Newcastle finished fifth that season and Pardew won the “Premier League Manager of the Season Award” – the first Newcastle manager ever to achieve this distinction.
However, Pardew and Newcastle seemed to be a bit unlucky with injuries in the 2012-13 season, came nowhere near replicating the achievements of 2011-12 and found themselves very much in the relegation fight for most of the season.
What Ashley would do about this, if anything, was always going to be interesting.
The answer came with today’s announcement from Newcastle that Joe Kinnear has been brought back to the club and given that most maligned of roles – “Director of Football”.
Here’s what Kinnear has to say about himself and his new role when interviewed by Sky Sports News today:
“[My role will be] in charge of transfers, looking at the strengths and weaknesses of the side we’ve got and to help out Alan Pardew in every possible way that I can.”
“What I can offer is that I believe that I’m a very good judge of players, I believe that I’m a very good tactician.”
“I intend to make Newcastle far better than they are now. I think I’ve got a bright head, I think I can see a good player and know a good player and get the right players in for us to be successful. I have no other agenda, that is exactly what I want to do and if I see players at the club right now and I believe they’re not good enough to be at Newcastle then I intend to move them on.”
“If we feel, when I sit down with Alan Pardew and talk to him about the strength of what we need to be successful then I will make sure that that is carried out. I think I’ve got… well, I know I’ve got… more knowledge than most people at Newcastle as a football manager and that’s not being disrespectful to anybody and so therefore I know that we will have a decent season.”

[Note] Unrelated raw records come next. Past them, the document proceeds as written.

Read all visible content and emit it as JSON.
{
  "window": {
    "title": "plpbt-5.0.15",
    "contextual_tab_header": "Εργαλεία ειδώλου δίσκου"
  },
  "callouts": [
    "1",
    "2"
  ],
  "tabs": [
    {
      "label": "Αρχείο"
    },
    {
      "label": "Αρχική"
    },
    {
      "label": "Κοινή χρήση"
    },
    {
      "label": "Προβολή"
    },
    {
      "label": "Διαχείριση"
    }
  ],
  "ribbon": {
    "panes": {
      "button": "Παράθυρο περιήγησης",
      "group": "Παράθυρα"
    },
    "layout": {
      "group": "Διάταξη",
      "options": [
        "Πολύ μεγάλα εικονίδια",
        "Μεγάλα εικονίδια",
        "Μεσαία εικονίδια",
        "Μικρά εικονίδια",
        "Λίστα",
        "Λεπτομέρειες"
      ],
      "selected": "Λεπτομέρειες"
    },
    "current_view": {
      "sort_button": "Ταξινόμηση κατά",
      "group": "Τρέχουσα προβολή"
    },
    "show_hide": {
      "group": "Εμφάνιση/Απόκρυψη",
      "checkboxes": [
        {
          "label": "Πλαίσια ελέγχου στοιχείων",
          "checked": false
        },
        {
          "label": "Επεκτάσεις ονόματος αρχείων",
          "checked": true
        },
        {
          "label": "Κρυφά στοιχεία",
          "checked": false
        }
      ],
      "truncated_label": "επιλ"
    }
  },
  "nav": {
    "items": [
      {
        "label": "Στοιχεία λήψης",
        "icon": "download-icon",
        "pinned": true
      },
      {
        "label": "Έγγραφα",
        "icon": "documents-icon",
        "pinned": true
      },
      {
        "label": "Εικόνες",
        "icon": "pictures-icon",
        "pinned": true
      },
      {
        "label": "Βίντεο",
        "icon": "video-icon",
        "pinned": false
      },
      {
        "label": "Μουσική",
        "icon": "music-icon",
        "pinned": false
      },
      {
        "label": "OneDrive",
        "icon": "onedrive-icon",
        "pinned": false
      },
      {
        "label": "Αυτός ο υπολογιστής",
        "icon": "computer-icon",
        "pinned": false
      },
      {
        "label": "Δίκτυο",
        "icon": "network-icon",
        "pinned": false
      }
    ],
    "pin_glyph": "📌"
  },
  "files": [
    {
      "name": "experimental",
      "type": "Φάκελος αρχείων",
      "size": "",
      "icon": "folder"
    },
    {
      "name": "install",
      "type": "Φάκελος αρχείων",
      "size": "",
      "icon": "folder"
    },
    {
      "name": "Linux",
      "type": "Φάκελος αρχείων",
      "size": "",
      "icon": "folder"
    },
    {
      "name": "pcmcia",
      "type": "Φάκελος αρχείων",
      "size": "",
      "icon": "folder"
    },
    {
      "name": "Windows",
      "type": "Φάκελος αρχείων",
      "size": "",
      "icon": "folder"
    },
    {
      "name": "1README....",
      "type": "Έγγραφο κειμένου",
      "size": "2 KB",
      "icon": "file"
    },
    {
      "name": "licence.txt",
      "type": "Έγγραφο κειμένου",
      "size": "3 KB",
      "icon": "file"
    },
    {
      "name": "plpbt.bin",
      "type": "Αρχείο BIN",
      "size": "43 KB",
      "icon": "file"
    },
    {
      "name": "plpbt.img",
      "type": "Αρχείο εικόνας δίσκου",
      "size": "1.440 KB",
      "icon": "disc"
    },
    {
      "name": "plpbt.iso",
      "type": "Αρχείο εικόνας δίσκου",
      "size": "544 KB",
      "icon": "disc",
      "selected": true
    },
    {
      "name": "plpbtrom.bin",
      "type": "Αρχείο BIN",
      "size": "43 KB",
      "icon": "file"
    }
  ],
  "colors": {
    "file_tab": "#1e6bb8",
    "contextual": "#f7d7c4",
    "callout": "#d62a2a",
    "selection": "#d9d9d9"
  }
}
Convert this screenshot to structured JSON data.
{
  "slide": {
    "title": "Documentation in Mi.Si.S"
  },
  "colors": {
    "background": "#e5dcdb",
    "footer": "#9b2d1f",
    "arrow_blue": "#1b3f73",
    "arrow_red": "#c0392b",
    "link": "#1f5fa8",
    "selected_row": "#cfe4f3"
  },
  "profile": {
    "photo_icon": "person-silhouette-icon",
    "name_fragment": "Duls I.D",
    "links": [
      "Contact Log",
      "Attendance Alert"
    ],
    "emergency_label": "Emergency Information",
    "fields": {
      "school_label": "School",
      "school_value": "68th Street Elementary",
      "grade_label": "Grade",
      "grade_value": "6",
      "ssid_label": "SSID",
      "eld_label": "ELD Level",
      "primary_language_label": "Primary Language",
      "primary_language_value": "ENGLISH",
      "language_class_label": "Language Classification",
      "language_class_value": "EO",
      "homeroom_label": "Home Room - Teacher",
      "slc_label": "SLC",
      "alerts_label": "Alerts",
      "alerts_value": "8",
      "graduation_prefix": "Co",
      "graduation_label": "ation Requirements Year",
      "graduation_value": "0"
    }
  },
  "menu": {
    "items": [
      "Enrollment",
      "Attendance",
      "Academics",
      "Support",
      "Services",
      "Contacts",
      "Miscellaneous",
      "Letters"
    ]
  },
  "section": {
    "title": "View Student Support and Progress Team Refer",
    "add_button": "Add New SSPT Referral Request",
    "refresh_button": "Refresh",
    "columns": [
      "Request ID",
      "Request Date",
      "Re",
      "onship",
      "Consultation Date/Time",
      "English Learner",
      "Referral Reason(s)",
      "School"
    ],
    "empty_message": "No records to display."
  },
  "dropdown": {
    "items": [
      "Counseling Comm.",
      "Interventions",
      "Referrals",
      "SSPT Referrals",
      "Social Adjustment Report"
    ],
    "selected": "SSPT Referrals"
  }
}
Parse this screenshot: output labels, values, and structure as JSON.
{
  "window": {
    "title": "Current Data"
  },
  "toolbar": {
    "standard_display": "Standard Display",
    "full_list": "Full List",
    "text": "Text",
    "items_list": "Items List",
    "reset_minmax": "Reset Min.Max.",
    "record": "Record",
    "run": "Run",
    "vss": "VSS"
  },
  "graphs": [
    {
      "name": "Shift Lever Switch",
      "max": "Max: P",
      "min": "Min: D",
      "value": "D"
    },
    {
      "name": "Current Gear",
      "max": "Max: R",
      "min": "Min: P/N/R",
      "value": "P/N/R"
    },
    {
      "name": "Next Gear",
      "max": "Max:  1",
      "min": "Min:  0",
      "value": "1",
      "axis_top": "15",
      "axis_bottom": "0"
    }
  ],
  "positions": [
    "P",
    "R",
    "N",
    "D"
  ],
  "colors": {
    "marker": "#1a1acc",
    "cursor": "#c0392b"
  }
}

The video of the nine minute long interview can be seen here and it is quite odd listening to him – it’s almost as if he feels that he is going to be the actual manager, he’s certainly lining himself up to take all the credit should Newcastle do well next season but it will obviously be Pardew who will be left carrying the can should things go badly.
Quite what Ashley’s obsession is with Joe Kinnear is anyone’s guess but this is yet another bizarre decision and, after Keegan’s parting words five years ago, you’d think he’d have learned a lesson.
Pardew will not be liking this one bit and I would be very surprised if he’s still there by the end of the season with Kinnear taking the job for himself again.
You don’t need to be Mystic Meg to see this as a likely future and you don’t need much in the way of intelligence to see how much Ashley has undermined yet another decent manager of his.
You do have to be absolutely batshit crazy to understand Ashley’s thought processes, though.